**MATERIAL SHOWN:**
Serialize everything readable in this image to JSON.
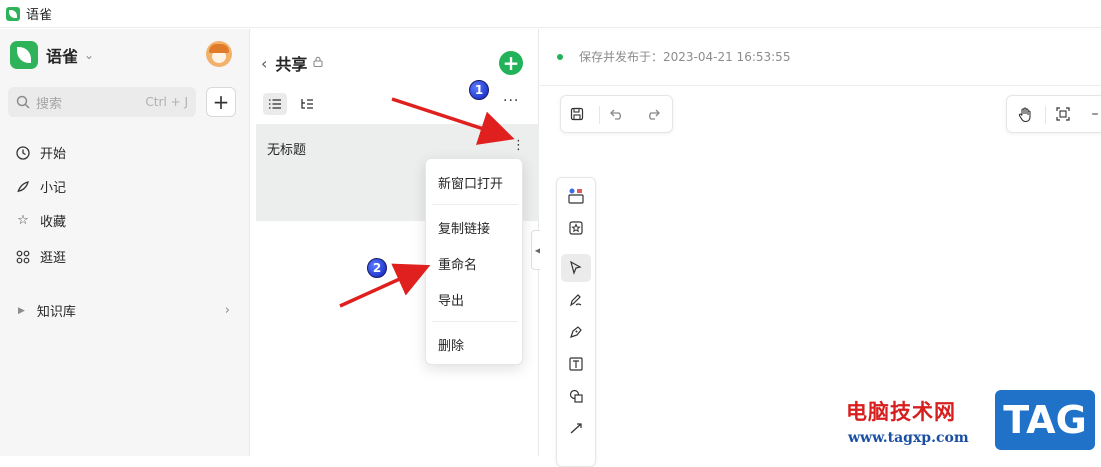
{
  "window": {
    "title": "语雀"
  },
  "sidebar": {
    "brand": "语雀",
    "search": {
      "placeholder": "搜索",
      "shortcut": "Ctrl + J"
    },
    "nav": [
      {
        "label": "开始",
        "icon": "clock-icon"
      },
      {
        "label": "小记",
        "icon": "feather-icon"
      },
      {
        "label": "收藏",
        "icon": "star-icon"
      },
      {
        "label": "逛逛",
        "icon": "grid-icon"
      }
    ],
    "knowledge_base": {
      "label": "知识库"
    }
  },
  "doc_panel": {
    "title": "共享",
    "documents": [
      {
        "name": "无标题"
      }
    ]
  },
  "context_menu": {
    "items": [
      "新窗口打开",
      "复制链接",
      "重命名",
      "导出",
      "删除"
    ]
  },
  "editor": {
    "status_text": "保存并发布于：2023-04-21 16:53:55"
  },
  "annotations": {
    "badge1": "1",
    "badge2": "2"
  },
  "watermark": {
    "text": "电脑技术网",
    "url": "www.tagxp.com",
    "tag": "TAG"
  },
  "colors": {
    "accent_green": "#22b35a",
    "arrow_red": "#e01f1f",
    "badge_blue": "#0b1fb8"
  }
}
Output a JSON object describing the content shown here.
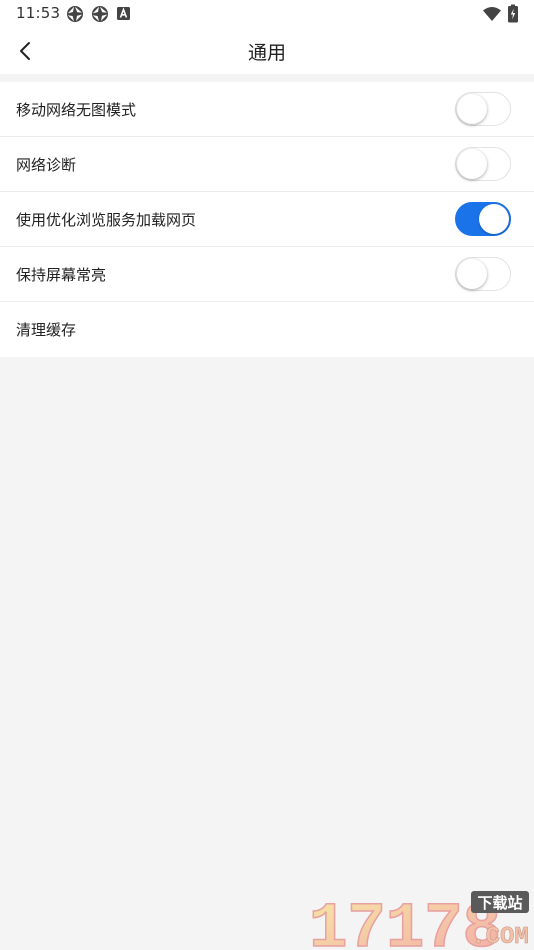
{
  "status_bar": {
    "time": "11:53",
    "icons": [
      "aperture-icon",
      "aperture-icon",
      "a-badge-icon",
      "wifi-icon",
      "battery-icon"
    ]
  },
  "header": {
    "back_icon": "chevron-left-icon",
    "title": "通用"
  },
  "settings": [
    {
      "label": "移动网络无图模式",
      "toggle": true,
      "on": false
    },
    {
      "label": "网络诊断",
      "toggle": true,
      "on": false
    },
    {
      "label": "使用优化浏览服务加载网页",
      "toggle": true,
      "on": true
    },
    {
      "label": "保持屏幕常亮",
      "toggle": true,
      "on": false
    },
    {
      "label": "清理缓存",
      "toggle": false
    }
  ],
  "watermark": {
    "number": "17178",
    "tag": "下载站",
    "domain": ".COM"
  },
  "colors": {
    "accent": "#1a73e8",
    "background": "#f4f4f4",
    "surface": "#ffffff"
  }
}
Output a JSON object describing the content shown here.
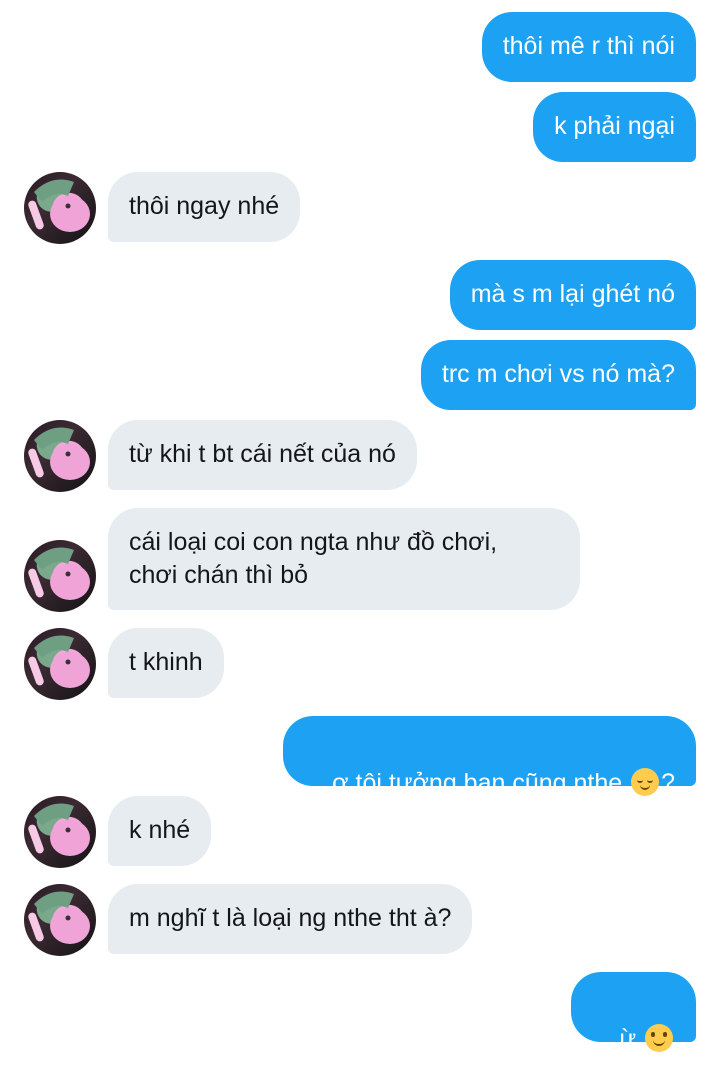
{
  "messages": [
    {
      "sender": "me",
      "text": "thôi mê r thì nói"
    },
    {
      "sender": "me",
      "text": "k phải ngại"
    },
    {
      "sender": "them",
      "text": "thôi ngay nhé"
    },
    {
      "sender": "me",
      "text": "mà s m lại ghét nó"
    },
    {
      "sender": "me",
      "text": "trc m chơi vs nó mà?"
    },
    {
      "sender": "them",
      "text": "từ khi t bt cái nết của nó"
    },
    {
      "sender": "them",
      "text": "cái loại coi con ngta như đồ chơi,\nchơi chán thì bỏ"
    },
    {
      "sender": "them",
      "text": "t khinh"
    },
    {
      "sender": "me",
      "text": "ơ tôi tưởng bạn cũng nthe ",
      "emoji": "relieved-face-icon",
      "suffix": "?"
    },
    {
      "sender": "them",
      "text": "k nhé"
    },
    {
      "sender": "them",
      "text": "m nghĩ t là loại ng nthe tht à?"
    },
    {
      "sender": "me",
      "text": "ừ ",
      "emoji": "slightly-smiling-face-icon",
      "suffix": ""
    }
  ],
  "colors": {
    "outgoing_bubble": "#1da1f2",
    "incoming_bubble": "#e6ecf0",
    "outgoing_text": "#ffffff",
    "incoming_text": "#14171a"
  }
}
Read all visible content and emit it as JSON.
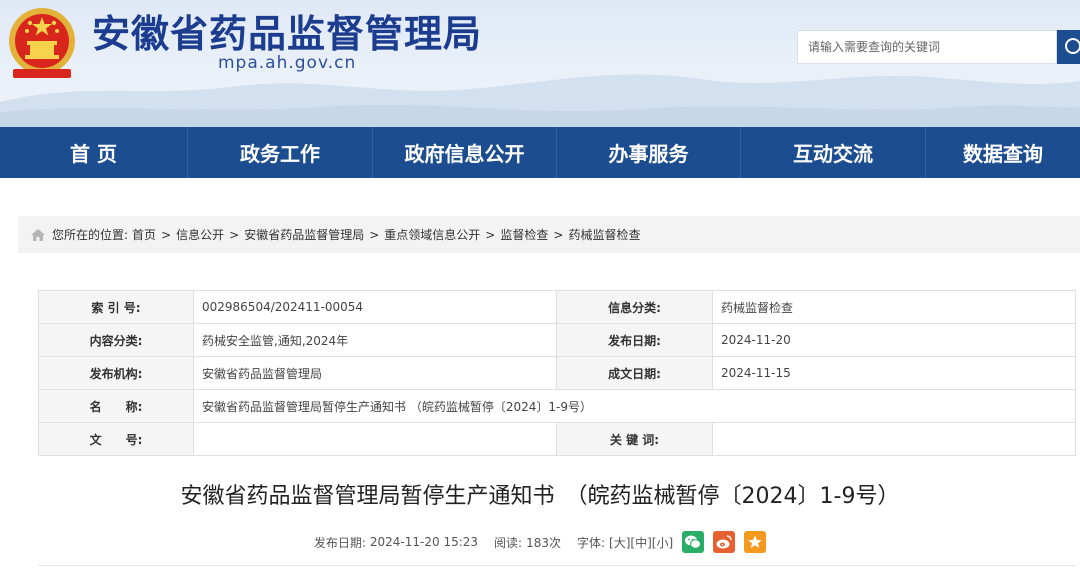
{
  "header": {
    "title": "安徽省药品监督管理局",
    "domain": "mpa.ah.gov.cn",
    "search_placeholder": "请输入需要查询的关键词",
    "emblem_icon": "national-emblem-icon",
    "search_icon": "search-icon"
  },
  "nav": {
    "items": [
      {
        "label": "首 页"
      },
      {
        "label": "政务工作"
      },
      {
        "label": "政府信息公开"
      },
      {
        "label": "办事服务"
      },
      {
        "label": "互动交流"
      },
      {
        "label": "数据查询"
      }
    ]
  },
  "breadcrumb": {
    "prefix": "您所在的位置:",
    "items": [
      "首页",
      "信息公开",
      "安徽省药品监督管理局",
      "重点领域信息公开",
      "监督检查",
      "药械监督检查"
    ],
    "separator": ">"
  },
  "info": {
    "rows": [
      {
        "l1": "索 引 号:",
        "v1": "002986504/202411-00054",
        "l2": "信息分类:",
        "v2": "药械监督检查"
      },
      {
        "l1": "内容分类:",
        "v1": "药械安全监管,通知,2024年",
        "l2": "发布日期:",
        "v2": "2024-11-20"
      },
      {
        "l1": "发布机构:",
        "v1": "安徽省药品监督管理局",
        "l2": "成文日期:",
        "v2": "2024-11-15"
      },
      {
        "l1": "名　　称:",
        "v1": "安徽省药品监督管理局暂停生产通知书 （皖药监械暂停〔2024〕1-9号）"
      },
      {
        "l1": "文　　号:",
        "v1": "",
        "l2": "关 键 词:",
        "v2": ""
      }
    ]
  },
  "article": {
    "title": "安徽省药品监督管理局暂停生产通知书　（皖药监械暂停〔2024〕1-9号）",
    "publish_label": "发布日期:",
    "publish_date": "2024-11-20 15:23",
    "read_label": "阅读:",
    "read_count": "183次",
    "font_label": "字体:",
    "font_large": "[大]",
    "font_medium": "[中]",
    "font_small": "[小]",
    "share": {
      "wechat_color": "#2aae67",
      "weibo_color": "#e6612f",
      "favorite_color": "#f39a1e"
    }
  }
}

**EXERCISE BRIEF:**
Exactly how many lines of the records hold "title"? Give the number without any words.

**OUTPUT OF THE TASK:**
5